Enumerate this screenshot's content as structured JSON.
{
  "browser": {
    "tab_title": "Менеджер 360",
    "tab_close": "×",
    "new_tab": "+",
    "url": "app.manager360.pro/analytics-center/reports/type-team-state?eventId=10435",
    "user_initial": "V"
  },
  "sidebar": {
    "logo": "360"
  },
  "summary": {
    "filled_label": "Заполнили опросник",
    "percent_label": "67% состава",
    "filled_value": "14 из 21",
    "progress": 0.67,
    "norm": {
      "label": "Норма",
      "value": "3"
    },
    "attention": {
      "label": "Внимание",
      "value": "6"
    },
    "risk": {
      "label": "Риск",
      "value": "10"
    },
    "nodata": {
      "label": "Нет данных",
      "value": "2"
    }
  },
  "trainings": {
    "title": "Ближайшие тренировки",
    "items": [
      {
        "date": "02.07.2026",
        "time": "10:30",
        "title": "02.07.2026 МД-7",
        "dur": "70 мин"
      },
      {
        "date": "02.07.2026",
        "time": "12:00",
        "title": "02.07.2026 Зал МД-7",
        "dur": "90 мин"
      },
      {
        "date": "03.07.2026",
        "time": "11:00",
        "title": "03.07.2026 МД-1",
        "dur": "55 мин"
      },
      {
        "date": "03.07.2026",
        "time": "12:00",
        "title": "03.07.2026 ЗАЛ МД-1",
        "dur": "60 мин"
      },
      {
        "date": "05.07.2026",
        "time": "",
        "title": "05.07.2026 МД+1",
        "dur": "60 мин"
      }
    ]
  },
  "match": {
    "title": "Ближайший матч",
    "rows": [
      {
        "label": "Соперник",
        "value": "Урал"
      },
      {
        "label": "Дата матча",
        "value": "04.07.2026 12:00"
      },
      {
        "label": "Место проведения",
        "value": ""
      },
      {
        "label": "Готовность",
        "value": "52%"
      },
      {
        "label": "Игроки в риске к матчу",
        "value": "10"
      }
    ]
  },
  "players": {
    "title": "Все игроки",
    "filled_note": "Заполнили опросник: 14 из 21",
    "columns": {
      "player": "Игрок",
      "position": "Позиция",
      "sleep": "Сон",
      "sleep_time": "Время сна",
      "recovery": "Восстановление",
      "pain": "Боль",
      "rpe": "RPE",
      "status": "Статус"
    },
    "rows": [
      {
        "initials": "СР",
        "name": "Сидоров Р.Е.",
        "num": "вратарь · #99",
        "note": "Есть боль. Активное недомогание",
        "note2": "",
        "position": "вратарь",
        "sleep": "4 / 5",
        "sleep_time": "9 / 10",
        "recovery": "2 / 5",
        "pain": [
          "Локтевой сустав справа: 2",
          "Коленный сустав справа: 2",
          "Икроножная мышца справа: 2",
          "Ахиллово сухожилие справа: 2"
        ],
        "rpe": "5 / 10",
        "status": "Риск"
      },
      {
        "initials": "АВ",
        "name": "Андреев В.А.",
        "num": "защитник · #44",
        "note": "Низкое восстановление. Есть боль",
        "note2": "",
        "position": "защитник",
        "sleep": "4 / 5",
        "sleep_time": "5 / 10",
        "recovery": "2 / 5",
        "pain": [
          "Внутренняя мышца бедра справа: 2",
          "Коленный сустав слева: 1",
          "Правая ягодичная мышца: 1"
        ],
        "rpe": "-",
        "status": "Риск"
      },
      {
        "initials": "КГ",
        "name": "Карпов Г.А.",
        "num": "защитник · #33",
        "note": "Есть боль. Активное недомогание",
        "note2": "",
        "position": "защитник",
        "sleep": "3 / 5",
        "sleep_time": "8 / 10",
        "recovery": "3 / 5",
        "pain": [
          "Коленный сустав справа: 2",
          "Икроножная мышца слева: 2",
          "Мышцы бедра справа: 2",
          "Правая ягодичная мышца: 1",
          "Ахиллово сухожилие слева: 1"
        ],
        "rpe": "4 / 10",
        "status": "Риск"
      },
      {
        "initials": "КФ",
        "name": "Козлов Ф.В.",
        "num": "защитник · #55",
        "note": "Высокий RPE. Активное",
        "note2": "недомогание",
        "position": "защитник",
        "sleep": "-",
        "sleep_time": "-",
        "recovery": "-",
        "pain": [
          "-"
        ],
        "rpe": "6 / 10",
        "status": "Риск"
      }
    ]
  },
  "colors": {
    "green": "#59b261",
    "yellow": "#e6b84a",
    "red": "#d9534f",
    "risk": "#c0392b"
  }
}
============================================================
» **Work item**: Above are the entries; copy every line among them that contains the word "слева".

» **Final answer**:
          "Коленный сустав слева: 1",
          "Икроножная мышца слева: 2",
          "Ахиллово сухожилие слева: 1"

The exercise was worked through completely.